Say we’re stuck somewhere, on the side of the road with a flat tire, in the midst of a terribly busy week; in the moment, that time may be considered wasted, but in retrospect it can prove much more useful or memorable than time spent completing what we had otherwise intended to complete.

Uneventful mistakes of yesterday can be eventful lessons for tomorrow.

We can likewise do this with prospect and future considerations — anticipations of tomorrow can be motivators for today.

In other words, how we use our time isn’t only measurable by the present — a distorted perception we’ve grown accustomed to applying. Value can be attributed via past and future considerations.

This fact expands on our capabilities in navigating through time, affording us much more versatility (as we can proactively move forward and back rather than passively standing still) and makes the whole process of change [from past to future] tremendously more maneuverable.

Time isn’t a river — it’s the entire water cycle.



Consider the way we pursue goals alongside time versus against time.

Against time, we want things sooner; we push harder, we burn out quicker or we achieve a goal at the expense of a healthy balancing act (we may ignore our kids during their prime years of development or spend so much time in a gym that we grow sick of it one day).

Alongside time, we acknowledge there’s no need to rush and we don’t intensively labour through our obligations or goal-acquisitions so much as to make them unpleasable; we chip away, in ways that afford us greater maneuverability, or in ways that are more forgiving if we have trouble keeping up.

I’m reminded of colleagues I had in school who flunked out because they couldn’t keep up with a full course load every semester; instead of spreading out their efforts over 5–7 years, they aimed for 3-4 and missed the mark completely, or ended up repeating a years’ (or two) worth of classes anyway, amidst a lot of unnecessary struggle.

Tortoise beats the hare, especially when the placement of the finish line is a subjective one.



Potential is amplified amidst an open frame correlative to our movement though time; it’s restricted in the face of diminution.

Not unlike the roots of plants inside of a garden bed — more space promotes larger growth; less space provokes constraint.

We already have biology working against us to a degree given our natural progression towards death; why also weaponize time against us along the way?

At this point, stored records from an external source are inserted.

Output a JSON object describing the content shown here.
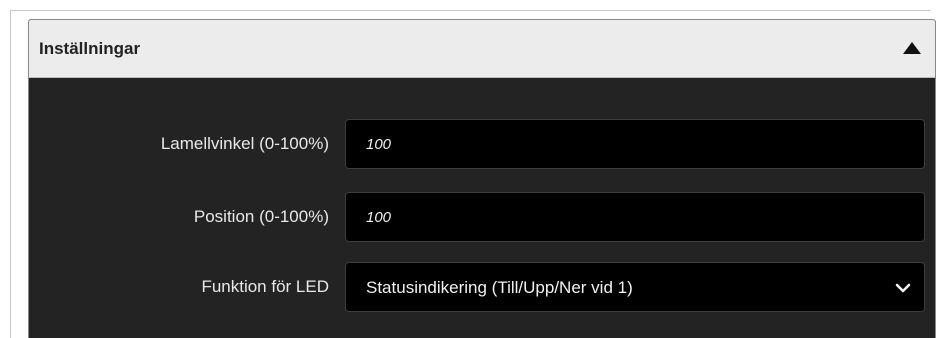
{
  "panel": {
    "title": "Inställningar",
    "collapse_icon": "triangle-up-icon"
  },
  "fields": [
    {
      "label": "Lamellvinkel (0-100%)",
      "value": "100"
    },
    {
      "label": "Position (0-100%)",
      "value": "100"
    },
    {
      "label": "Funktion för LED",
      "selected": "Statusindikering (Till/Upp/Ner vid 1)",
      "icon": "chevron-down-icon"
    }
  ]
}
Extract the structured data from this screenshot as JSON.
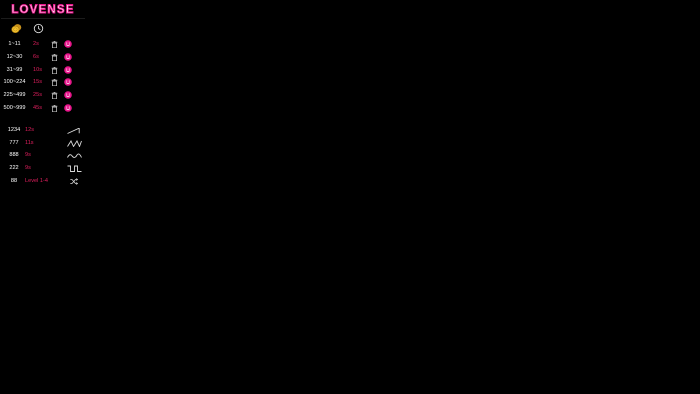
{
  "brand": {
    "name": "LOVENSE",
    "color": "#e9168c"
  },
  "header": {
    "icons": [
      "coins-icon",
      "clock-icon"
    ]
  },
  "tip_levels": [
    {
      "range": "1~11",
      "duration": "2s",
      "icon": "face-icon"
    },
    {
      "range": "12~30",
      "duration": "6s",
      "icon": "face-icon"
    },
    {
      "range": "31~99",
      "duration": "10s",
      "icon": "face-icon"
    },
    {
      "range": "100~224",
      "duration": "15s",
      "icon": "face-icon"
    },
    {
      "range": "225~499",
      "duration": "25s",
      "icon": "face-icon"
    },
    {
      "range": "500~999",
      "duration": "45s",
      "icon": "face-icon"
    }
  ],
  "special_commands": [
    {
      "code": "1234",
      "duration": "12s",
      "icon": "pattern-ramp-icon"
    },
    {
      "code": "777",
      "duration": "11s",
      "icon": "pattern-sawtooth-icon"
    },
    {
      "code": "888",
      "duration": "9s",
      "icon": "pattern-wave-icon"
    },
    {
      "code": "222",
      "duration": "9s",
      "icon": "pattern-pulse-icon"
    },
    {
      "code": "88",
      "duration": "Level 1-4",
      "icon": "shuffle-icon"
    }
  ],
  "colors": {
    "background": "#000000",
    "text": "#ffffff",
    "accent": "#e01f5e",
    "face": "#e9168c",
    "icon": "#bdbdbd"
  }
}
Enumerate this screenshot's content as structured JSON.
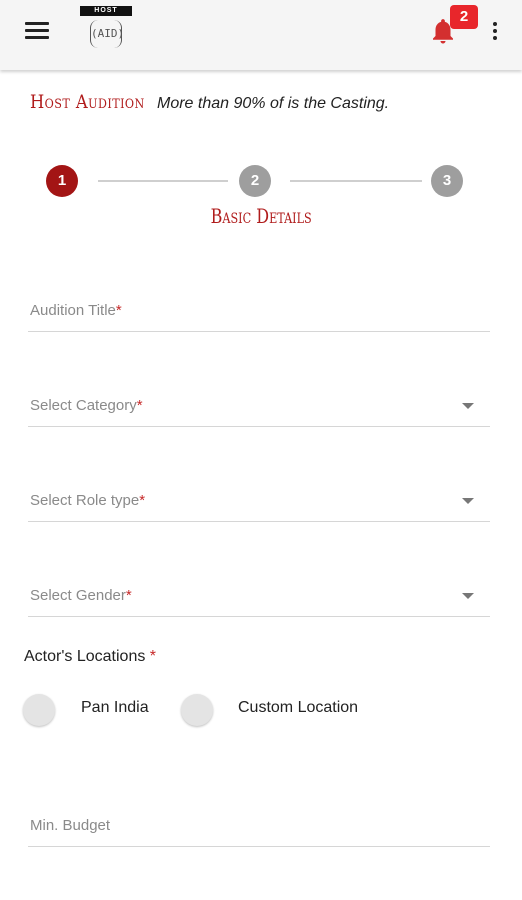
{
  "header": {
    "menu_icon": "hamburger-menu-icon",
    "logo_top_text": "HOST",
    "logo_main_text": "(AID)",
    "notification_icon": "bell-icon",
    "notification_count": "2",
    "overflow_icon": "more-vert-icon",
    "bell_color": "#d32f2f",
    "badge_color": "#e8262b"
  },
  "page": {
    "title": "Host Audition",
    "tagline": "More than 90% of is the Casting."
  },
  "stepper": {
    "steps": [
      "1",
      "2",
      "3"
    ],
    "active_step": 1,
    "active_label": "Basic Details",
    "active_color": "#a31515",
    "inactive_color": "#9e9e9e"
  },
  "form": {
    "audition_title": {
      "placeholder": "Audition Title",
      "required_mark": "*"
    },
    "category": {
      "placeholder": "Select Category",
      "required_mark": "*",
      "icon": "dropdown-arrow-icon"
    },
    "role_type": {
      "placeholder": "Select Role type",
      "required_mark": "*",
      "icon": "dropdown-arrow-icon"
    },
    "gender": {
      "placeholder": "Select Gender",
      "required_mark": "*",
      "icon": "dropdown-arrow-icon"
    },
    "locations": {
      "label": "Actor's Locations",
      "required_mark": "*",
      "options": [
        "Pan India",
        "Custom Location"
      ]
    },
    "min_budget": {
      "placeholder": "Min. Budget"
    }
  }
}
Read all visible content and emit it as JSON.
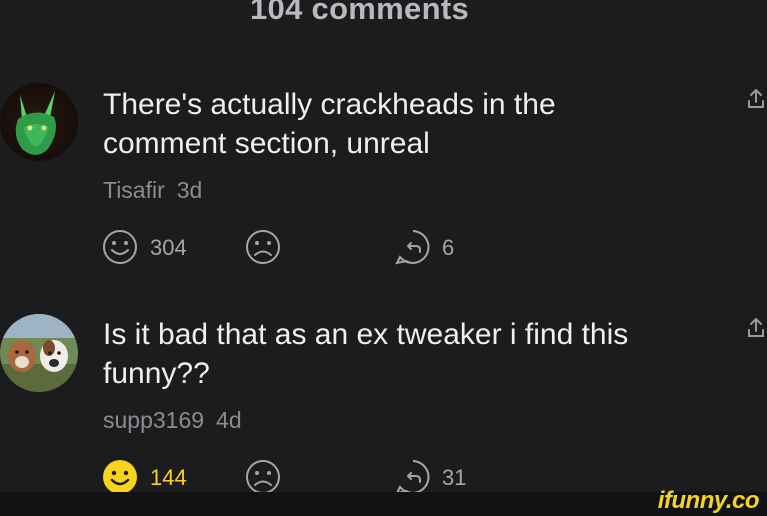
{
  "header": {
    "title": "104 comments"
  },
  "comments": [
    {
      "text": "There's actually crackheads in the comment section, unreal",
      "author": "Tisafir",
      "age": "3d",
      "smile_count": "304",
      "reply_count": "6",
      "liked": false,
      "avatar": "green-dragon-avatar"
    },
    {
      "text": "Is it bad that as an ex tweaker i find this funny??",
      "author": "supp3169",
      "age": "4d",
      "smile_count": "144",
      "reply_count": "31",
      "liked": true,
      "avatar": "two-dogs-avatar"
    }
  ],
  "watermark": {
    "text": "ifunny.co"
  },
  "colors": {
    "background": "#1c1c1e",
    "text": "#efefef",
    "muted": "#8c8c90",
    "accent": "#f7d31c"
  }
}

Limited time means limited options, and if we willingly operate under an assumption of limitation in one facet of existence, it axiomatically permeates into other areas.

Time can be coded to a degree, and that coding is something we apply to everything around us.

Again, subjectivity triumphs.


Circles, not lines

From seasons to civilizations to celestial processions, things cycle in nature — that’s just how it is.

Our linear progression model, good for objective stabilization, is stunting to subjective navigation.

It’s against nature to move from point A to point Z, as everything in the natural world moves from Point A to Point A, ad infinitum.

Think not of what you’ve yet to achieve before the sun had set or before the ground had frozen — before the time was up — but what you happened to have achieved in the span of time that you had been afforded, and what potential still exists to achieve more when the cycle resets.

Maybe more critically, what you can do different/better in subsequent rounds.

Only an empty glass can be [re]filled.


Sunrises & Sunsets

If we apply this theory of counting up from zero to the world around us, to other theories relating to consciousness or technology or politics, we can see things in a dramatically different light — the light of a rising sun rather than a setting sun (to borrow an axiom of Eastern thought).

Under the light of a rising sun, potential is evident and abundant; prospect flourishes and time is, by all means, open.

As the sun sets, a constrained-time perspective considers it to be another lost day amidst an insurmountable process, whereas an open-framed conceptualization of time considers it as a set scene for the repetition of this cycle, prompting whatever necessary reflection and calibration are required for the next rise.

Another new day, as the counter [always] goes up.